Great post, I had forgotten about the grocery sector. I remember when I was looking at KR & WFM, a few months back both seem to have good results with WFM poised to grow more, thus taking a larger share of the market. I’ve watched how WF has grown in popularity and they’re opening new stores, so that looks good. What I had not thought of was the fact that the dividend rate for these companies can indeed increase as well. Thanks for posting this and reminding me!
Glad you enjoyed the post and was reminded about this sector. I know it is a highly competitive sector with very small margins but as a whole it’s a sector that commands a huge amount of annual sales. WFM is a definite grower and the other major market players seem to be going through a consolidation phase as the Albertson’s buyout of SWY just occurred and KR is buying up many regional markets as well. There could be some interesting dividend and capital appreciation plays in this space.
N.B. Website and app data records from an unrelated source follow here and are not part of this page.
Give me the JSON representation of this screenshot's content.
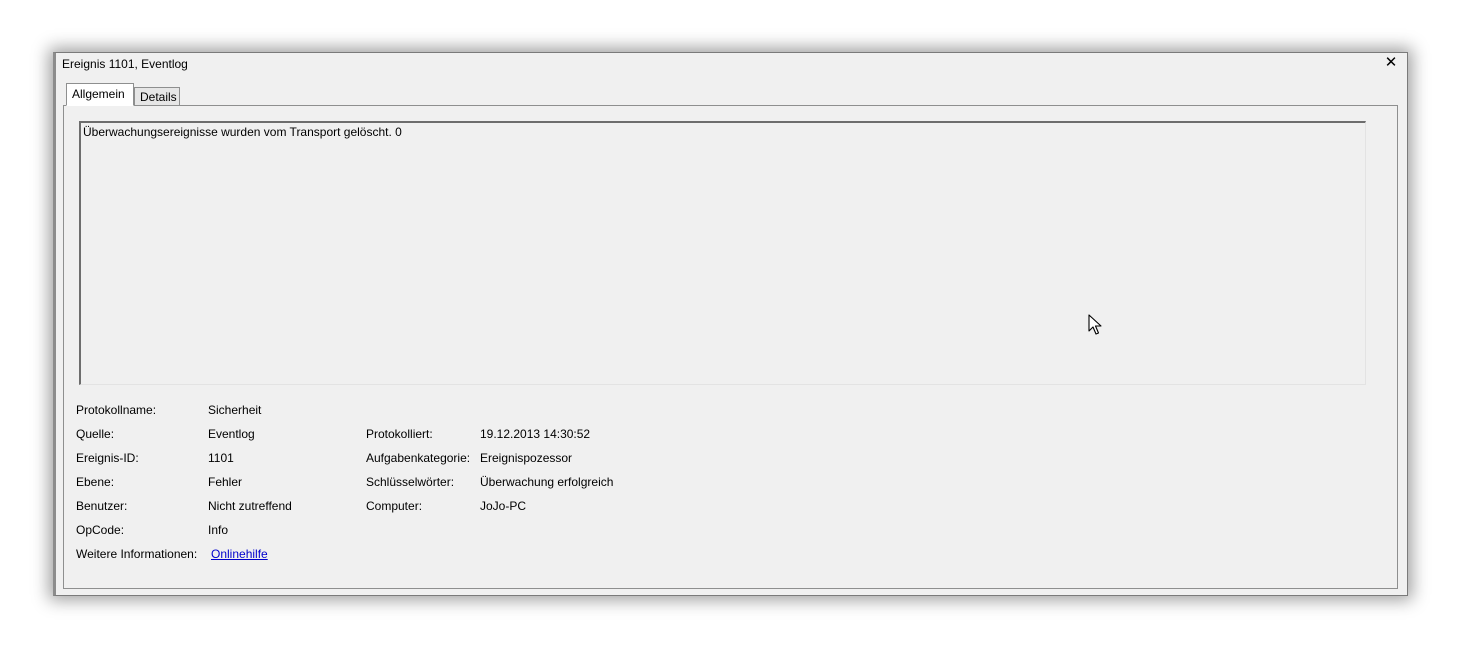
{
  "window": {
    "title": "Ereignis 1101, Eventlog",
    "close_glyph": "✕"
  },
  "tabs": [
    {
      "label": "Allgemein",
      "active": true
    },
    {
      "label": "Details",
      "active": false
    }
  ],
  "message": "Überwachungsereignisse wurden vom Transport gelöscht. 0",
  "fields_left": [
    {
      "label": "Protokollname:",
      "value": "Sicherheit"
    },
    {
      "label": "Quelle:",
      "value": "Eventlog"
    },
    {
      "label": "Ereignis-ID:",
      "value": "1101"
    },
    {
      "label": "Ebene:",
      "value": "Fehler"
    },
    {
      "label": "Benutzer:",
      "value": "Nicht zutreffend"
    },
    {
      "label": "OpCode:",
      "value": "Info"
    },
    {
      "label": "Weitere Informationen:",
      "value": "Onlinehilfe"
    }
  ],
  "fields_right": [
    {
      "label": "Protokolliert:",
      "value": "19.12.2013 14:30:52"
    },
    {
      "label": "Aufgabenkategorie:",
      "value": "Ereignispozessor"
    },
    {
      "label": "Schlüsselwörter:",
      "value": "Überwachung erfolgreich"
    },
    {
      "label": "Computer:",
      "value": "JoJo-PC"
    }
  ],
  "colors": {
    "window_bg": "#f0f0f0",
    "link": "#0000cc"
  }
}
Thanks for stopping by and commenting.
I was looking at Whole Food seem like a good bargain since their stock got pretty much pummel. The dividend/yield is a bit low, but does have some potential. The P/E is also high but I will continue to monitor this stock. I have shop at both kroger and safeway before, but have never look at their stock.
WFM is the company with the fastest growth prospects. KR and SWY (now Albertson’s) are buying up a lot of smaller regional chains and will no doubt change the supermarket landscape as they consolidate many of their stores. It’s a tough industry to be in for sure but when the stocks are priced right you can get some nice capital appreciation coupled with dividend payments while you wait. Thanks for stopping by and commenting.